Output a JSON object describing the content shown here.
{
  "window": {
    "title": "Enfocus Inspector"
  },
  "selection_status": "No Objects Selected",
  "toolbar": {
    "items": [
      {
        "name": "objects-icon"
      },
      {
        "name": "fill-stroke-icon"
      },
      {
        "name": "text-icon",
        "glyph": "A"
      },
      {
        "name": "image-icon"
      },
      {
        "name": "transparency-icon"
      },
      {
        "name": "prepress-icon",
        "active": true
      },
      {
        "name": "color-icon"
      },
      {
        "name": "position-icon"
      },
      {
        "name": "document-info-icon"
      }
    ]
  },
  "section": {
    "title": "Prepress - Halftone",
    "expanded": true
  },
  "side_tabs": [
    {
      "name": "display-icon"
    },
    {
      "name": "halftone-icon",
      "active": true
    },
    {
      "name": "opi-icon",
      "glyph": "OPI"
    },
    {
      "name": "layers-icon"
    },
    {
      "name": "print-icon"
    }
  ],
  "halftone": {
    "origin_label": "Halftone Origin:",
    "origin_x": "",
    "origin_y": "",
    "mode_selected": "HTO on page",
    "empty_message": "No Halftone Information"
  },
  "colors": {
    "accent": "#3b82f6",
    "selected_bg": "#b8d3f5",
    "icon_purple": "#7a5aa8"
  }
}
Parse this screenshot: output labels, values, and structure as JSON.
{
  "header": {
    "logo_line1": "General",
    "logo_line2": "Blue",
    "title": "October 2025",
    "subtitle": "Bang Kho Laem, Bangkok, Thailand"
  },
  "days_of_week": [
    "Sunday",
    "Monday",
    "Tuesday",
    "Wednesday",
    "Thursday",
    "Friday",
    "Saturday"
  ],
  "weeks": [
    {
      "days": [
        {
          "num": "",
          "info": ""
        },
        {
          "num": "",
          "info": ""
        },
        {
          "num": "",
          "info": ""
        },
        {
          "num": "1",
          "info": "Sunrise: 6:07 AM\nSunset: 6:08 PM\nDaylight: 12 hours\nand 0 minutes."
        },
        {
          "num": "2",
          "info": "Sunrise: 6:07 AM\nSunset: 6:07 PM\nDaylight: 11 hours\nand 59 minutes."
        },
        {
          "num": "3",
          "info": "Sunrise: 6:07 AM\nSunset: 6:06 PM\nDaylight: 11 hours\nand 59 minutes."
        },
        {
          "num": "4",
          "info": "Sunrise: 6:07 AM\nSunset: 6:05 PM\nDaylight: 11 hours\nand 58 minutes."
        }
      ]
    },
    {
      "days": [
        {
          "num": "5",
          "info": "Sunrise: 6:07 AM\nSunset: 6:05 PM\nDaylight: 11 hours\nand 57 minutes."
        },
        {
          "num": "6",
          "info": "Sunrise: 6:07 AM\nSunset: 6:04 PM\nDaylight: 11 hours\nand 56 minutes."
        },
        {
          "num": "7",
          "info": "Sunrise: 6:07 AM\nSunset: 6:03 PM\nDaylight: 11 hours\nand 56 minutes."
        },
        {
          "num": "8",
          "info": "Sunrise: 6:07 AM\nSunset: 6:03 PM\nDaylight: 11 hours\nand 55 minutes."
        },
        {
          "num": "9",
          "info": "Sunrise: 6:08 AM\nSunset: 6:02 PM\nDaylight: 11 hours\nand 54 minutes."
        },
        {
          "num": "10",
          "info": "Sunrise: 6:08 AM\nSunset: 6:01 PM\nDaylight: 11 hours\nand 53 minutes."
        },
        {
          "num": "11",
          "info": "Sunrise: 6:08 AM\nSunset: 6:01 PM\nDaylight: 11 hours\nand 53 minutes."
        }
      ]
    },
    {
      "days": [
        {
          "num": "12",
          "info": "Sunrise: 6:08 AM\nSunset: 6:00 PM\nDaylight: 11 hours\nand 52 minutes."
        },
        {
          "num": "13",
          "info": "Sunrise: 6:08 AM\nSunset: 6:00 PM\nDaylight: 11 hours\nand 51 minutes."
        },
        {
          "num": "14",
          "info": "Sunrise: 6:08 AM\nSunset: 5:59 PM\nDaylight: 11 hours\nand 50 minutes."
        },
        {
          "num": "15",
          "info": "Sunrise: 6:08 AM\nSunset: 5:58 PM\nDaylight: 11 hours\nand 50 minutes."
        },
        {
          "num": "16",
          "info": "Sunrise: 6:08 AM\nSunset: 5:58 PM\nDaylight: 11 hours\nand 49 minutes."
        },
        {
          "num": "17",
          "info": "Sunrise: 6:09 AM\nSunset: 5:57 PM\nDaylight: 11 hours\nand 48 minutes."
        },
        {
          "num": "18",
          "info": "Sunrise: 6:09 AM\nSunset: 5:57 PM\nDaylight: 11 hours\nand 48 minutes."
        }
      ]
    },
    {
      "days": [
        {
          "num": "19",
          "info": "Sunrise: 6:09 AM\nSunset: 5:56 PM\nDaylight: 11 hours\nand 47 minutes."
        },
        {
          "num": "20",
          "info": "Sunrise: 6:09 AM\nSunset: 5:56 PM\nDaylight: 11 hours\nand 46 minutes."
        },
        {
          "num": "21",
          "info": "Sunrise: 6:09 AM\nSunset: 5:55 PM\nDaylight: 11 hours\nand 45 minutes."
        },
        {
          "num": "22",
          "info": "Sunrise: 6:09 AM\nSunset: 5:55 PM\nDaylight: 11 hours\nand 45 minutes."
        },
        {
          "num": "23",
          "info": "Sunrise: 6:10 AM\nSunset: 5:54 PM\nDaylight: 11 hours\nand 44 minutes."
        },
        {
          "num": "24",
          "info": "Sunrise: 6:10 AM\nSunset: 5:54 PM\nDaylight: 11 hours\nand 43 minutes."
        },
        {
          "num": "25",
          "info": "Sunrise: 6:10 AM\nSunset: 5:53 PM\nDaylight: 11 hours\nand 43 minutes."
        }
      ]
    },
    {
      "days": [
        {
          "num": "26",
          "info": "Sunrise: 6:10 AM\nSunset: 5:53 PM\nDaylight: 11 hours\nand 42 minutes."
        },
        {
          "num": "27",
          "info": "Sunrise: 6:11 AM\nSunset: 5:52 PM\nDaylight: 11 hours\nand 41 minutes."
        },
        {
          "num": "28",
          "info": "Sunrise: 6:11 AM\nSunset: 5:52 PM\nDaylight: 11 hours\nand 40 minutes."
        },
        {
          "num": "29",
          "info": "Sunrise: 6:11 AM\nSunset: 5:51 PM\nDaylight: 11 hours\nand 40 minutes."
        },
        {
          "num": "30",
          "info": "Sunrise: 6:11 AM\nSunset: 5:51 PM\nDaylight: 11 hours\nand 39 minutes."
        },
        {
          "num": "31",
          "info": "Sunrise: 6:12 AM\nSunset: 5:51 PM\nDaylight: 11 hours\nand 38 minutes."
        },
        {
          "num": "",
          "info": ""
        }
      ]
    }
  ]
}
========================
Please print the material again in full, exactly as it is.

§ **Task solution**
Output a JSON object describing the content shown here.
{
  "window": {
    "title": "Enfocus Inspector"
  },
  "selection_status": "No Objects Selected",
  "toolbar": {
    "items": [
      {
        "name": "objects-icon"
      },
      {
        "name": "fill-stroke-icon"
      },
      {
        "name": "text-icon",
        "glyph": "A"
      },
      {
        "name": "image-icon"
      },
      {
        "name": "transparency-icon"
      },
      {
        "name": "prepress-icon",
        "active": true
      },
      {
        "name": "color-icon"
      },
      {
        "name": "position-icon"
      },
      {
        "name": "document-info-icon"
      }
    ]
  },
  "section": {
    "title": "Prepress - Halftone",
    "expanded": true
  },
  "side_tabs": [
    {
      "name": "display-icon"
    },
    {
      "name": "halftone-icon",
      "active": true
    },
    {
      "name": "opi-icon",
      "glyph": "OPI"
    },
    {
      "name": "layers-icon"
    },
    {
      "name": "print-icon"
    }
  ],
  "halftone": {
    "origin_label": "Halftone Origin:",
    "origin_x": "",
    "origin_y": "",
    "mode_selected": "HTO on page",
    "empty_message": "No Halftone Information"
  },
  "colors": {
    "accent": "#3b82f6",
    "selected_bg": "#b8d3f5",
    "icon_purple": "#7a5aa8"
  }
}
Parse this screenshot: output labels, values, and structure as JSON.
{
  "header": {
    "logo_line1": "General",
    "logo_line2": "Blue",
    "title": "October 2025",
    "subtitle": "Bang Kho Laem, Bangkok, Thailand"
  },
  "days_of_week": [
    "Sunday",
    "Monday",
    "Tuesday",
    "Wednesday",
    "Thursday",
    "Friday",
    "Saturday"
  ],
  "weeks": [
    {
      "days": [
        {
          "num": "",
          "info": ""
        },
        {
          "num": "",
          "info": ""
        },
        {
          "num": "",
          "info": ""
        },
        {
          "num": "1",
          "info": "Sunrise: 6:07 AM\nSunset: 6:08 PM\nDaylight: 12 hours\nand 0 minutes."
        },
        {
          "num": "2",
          "info": "Sunrise: 6:07 AM\nSunset: 6:07 PM\nDaylight: 11 hours\nand 59 minutes."
        },
        {
          "num": "3",
          "info": "Sunrise: 6:07 AM\nSunset: 6:06 PM\nDaylight: 11 hours\nand 59 minutes."
        },
        {
          "num": "4",
          "info": "Sunrise: 6:07 AM\nSunset: 6:05 PM\nDaylight: 11 hours\nand 58 minutes."
        }
      ]
    },
    {
      "days": [
        {
          "num": "5",
          "info": "Sunrise: 6:07 AM\nSunset: 6:05 PM\nDaylight: 11 hours\nand 57 minutes."
        },
        {
          "num": "6",
          "info": "Sunrise: 6:07 AM\nSunset: 6:04 PM\nDaylight: 11 hours\nand 56 minutes."
        },
        {
          "num": "7",
          "info": "Sunrise: 6:07 AM\nSunset: 6:03 PM\nDaylight: 11 hours\nand 56 minutes."
        },
        {
          "num": "8",
          "info": "Sunrise: 6:07 AM\nSunset: 6:03 PM\nDaylight: 11 hours\nand 55 minutes."
        },
        {
          "num": "9",
          "info": "Sunrise: 6:08 AM\nSunset: 6:02 PM\nDaylight: 11 hours\nand 54 minutes."
        },
        {
          "num": "10",
          "info": "Sunrise: 6:08 AM\nSunset: 6:01 PM\nDaylight: 11 hours\nand 53 minutes."
        },
        {
          "num": "11",
          "info": "Sunrise: 6:08 AM\nSunset: 6:01 PM\nDaylight: 11 hours\nand 53 minutes."
        }
      ]
    },
    {
      "days": [
        {
          "num": "12",
          "info": "Sunrise: 6:08 AM\nSunset: 6:00 PM\nDaylight: 11 hours\nand 52 minutes."
        },
        {
          "num": "13",
          "info": "Sunrise: 6:08 AM\nSunset: 6:00 PM\nDaylight: 11 hours\nand 51 minutes."
        },
        {
          "num": "14",
          "info": "Sunrise: 6:08 AM\nSunset: 5:59 PM\nDaylight: 11 hours\nand 50 minutes."
        },
        {
          "num": "15",
          "info": "Sunrise: 6:08 AM\nSunset: 5:58 PM\nDaylight: 11 hours\nand 50 minutes."
        },
        {
          "num": "16",
          "info": "Sunrise: 6:08 AM\nSunset: 5:58 PM\nDaylight: 11 hours\nand 49 minutes."
        },
        {
          "num": "17",
          "info": "Sunrise: 6:09 AM\nSunset: 5:57 PM\nDaylight: 11 hours\nand 48 minutes."
        },
        {
          "num": "18",
          "info": "Sunrise: 6:09 AM\nSunset: 5:57 PM\nDaylight: 11 hours\nand 48 minutes."
        }
      ]
    },
    {
      "days": [
        {
          "num": "19",
          "info": "Sunrise: 6:09 AM\nSunset: 5:56 PM\nDaylight: 11 hours\nand 47 minutes."
        },
        {
          "num": "20",
          "info": "Sunrise: 6:09 AM\nSunset: 5:56 PM\nDaylight: 11 hours\nand 46 minutes."
        },
        {
          "num": "21",
          "info": "Sunrise: 6:09 AM\nSunset: 5:55 PM\nDaylight: 11 hours\nand 45 minutes."
        },
        {
          "num": "22",
          "info": "Sunrise: 6:09 AM\nSunset: 5:55 PM\nDaylight: 11 hours\nand 45 minutes."
        },
        {
          "num": "23",
          "info": "Sunrise: 6:10 AM\nSunset: 5:54 PM\nDaylight: 11 hours\nand 44 minutes."
        },
        {
          "num": "24",
          "info": "Sunrise: 6:10 AM\nSunset: 5:54 PM\nDaylight: 11 hours\nand 43 minutes."
        },
        {
          "num": "25",
          "info": "Sunrise: 6:10 AM\nSunset: 5:53 PM\nDaylight: 11 hours\nand 43 minutes."
        }
      ]
    },
    {
      "days": [
        {
          "num": "26",
          "info": "Sunrise: 6:10 AM\nSunset: 5:53 PM\nDaylight: 11 hours\nand 42 minutes."
        },
        {
          "num": "27",
          "info": "Sunrise: 6:11 AM\nSunset: 5:52 PM\nDaylight: 11 hours\nand 41 minutes."
        },
        {
          "num": "28",
          "info": "Sunrise: 6:11 AM\nSunset: 5:52 PM\nDaylight: 11 hours\nand 40 minutes."
        },
        {
          "num": "29",
          "info": "Sunrise: 6:11 AM\nSunset: 5:51 PM\nDaylight: 11 hours\nand 40 minutes."
        },
        {
          "num": "30",
          "info": "Sunrise: 6:11 AM\nSunset: 5:51 PM\nDaylight: 11 hours\nand 39 minutes."
        },
        {
          "num": "31",
          "info": "Sunrise: 6:12 AM\nSunset: 5:51 PM\nDaylight: 11 hours\nand 38 minutes."
        },
        {
          "num": "",
          "info": ""
        }
      ]
    }
  ]
}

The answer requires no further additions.